-- Work to complete --
Search the records below for "fincity" and copy every line it turns up in.

-- Exercise materials --
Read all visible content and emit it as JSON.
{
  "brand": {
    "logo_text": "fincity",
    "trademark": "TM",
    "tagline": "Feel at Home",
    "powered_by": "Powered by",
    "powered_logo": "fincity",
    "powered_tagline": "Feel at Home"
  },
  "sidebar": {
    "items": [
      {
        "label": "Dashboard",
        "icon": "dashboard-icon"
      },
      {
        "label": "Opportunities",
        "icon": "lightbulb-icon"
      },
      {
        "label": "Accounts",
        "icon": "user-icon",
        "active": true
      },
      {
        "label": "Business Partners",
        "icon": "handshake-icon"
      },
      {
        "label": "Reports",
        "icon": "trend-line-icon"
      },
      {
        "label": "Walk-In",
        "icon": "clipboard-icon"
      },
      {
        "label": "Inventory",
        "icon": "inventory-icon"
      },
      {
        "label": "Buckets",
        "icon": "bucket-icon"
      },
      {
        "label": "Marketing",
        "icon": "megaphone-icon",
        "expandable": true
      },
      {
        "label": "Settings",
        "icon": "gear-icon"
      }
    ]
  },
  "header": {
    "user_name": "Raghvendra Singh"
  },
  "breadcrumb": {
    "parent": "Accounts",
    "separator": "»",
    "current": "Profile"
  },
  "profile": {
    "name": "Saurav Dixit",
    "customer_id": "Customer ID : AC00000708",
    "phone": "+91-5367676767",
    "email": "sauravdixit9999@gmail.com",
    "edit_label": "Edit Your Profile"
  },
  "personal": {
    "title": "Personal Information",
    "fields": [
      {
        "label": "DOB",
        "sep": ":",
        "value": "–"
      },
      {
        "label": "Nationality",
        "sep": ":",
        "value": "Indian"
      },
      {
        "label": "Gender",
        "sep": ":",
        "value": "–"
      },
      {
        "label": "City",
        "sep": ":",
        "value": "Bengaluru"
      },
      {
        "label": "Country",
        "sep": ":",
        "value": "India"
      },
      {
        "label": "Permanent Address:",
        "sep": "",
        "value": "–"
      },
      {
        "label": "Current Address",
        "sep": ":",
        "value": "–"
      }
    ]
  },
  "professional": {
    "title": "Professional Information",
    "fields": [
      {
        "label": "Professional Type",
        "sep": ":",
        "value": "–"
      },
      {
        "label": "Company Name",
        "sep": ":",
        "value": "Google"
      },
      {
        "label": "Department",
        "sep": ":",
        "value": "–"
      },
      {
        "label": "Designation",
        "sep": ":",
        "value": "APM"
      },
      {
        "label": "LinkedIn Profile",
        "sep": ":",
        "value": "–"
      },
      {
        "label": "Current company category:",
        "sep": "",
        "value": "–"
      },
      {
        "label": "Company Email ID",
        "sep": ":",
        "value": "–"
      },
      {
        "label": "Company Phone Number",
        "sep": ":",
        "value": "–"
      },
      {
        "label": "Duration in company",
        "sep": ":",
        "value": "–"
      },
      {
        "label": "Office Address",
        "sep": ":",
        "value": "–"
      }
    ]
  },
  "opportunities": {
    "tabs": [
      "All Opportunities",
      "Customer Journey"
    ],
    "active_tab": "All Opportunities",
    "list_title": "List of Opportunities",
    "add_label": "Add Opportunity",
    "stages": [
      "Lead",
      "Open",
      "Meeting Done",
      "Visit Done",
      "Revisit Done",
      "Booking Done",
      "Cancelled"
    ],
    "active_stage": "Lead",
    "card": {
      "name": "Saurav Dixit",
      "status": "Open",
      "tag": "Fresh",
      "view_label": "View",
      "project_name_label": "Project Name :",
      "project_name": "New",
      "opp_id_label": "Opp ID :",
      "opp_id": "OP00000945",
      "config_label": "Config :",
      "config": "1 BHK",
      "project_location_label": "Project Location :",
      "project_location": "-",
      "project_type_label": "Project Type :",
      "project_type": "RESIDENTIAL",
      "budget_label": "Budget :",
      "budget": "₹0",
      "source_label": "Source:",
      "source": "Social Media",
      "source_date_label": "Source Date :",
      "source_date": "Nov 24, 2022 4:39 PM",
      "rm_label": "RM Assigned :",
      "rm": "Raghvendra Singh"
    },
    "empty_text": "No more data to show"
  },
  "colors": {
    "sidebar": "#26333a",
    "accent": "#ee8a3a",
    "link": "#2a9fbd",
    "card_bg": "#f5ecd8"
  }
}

-- Response area --
    "logo_text": "fincity",
    "powered_logo": "fincity",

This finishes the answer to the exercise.